=== Task goal ===
Show every line of the data below that includes the word "Tool".

(Data section Opens)

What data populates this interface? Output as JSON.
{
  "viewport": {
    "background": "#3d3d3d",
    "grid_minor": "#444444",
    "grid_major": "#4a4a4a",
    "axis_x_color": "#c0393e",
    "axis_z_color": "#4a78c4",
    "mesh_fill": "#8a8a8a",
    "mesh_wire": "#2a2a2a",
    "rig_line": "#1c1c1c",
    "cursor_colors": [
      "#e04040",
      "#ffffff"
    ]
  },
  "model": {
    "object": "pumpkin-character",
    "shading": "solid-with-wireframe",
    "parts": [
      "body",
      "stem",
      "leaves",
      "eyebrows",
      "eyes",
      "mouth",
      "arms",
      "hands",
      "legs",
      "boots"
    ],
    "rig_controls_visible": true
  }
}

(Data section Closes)
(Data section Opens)

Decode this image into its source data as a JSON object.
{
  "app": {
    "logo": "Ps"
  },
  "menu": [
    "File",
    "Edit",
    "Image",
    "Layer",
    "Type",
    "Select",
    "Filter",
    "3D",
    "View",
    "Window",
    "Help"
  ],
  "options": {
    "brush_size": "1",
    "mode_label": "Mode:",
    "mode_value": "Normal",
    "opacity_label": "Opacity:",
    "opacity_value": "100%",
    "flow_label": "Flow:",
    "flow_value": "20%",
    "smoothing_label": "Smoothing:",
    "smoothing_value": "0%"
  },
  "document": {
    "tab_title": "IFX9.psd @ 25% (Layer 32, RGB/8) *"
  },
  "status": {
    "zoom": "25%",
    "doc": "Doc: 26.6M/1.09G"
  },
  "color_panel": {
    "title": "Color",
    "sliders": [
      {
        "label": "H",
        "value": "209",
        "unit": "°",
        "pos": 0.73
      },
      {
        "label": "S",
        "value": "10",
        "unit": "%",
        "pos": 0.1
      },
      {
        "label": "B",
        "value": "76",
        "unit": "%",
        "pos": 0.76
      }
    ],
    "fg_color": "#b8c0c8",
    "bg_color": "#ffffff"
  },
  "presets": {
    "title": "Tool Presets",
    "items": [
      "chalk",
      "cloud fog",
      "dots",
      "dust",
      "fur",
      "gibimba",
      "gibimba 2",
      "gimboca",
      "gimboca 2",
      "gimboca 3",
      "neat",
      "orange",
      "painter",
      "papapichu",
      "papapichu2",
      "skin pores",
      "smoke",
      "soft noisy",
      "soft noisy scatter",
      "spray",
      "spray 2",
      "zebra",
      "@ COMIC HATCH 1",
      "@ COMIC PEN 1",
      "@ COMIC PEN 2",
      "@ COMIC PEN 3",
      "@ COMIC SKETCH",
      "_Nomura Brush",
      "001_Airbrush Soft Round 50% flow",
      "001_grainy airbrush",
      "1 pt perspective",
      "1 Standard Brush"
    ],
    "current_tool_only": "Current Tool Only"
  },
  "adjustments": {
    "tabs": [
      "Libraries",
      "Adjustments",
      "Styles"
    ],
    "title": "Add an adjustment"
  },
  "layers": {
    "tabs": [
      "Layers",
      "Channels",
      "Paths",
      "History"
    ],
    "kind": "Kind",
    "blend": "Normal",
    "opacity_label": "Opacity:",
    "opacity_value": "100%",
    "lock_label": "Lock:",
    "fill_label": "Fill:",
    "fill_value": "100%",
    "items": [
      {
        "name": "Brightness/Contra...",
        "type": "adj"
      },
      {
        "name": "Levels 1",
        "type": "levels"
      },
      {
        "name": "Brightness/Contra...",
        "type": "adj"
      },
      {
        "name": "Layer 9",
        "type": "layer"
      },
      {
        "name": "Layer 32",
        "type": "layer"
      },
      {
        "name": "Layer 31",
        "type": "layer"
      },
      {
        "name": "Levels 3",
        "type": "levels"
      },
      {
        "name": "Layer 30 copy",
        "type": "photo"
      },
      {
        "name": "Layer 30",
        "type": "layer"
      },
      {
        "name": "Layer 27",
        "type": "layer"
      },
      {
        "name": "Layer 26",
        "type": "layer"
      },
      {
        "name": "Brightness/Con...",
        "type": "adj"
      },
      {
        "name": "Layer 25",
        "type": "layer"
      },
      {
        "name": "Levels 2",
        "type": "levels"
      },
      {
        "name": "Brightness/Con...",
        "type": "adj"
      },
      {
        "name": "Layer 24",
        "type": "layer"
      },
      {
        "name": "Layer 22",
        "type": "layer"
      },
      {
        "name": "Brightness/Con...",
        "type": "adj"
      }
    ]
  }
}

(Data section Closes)

=== Answer to this problem ===
    "title": "Tool Presets",
    "current_tool_only": "Current Tool Only"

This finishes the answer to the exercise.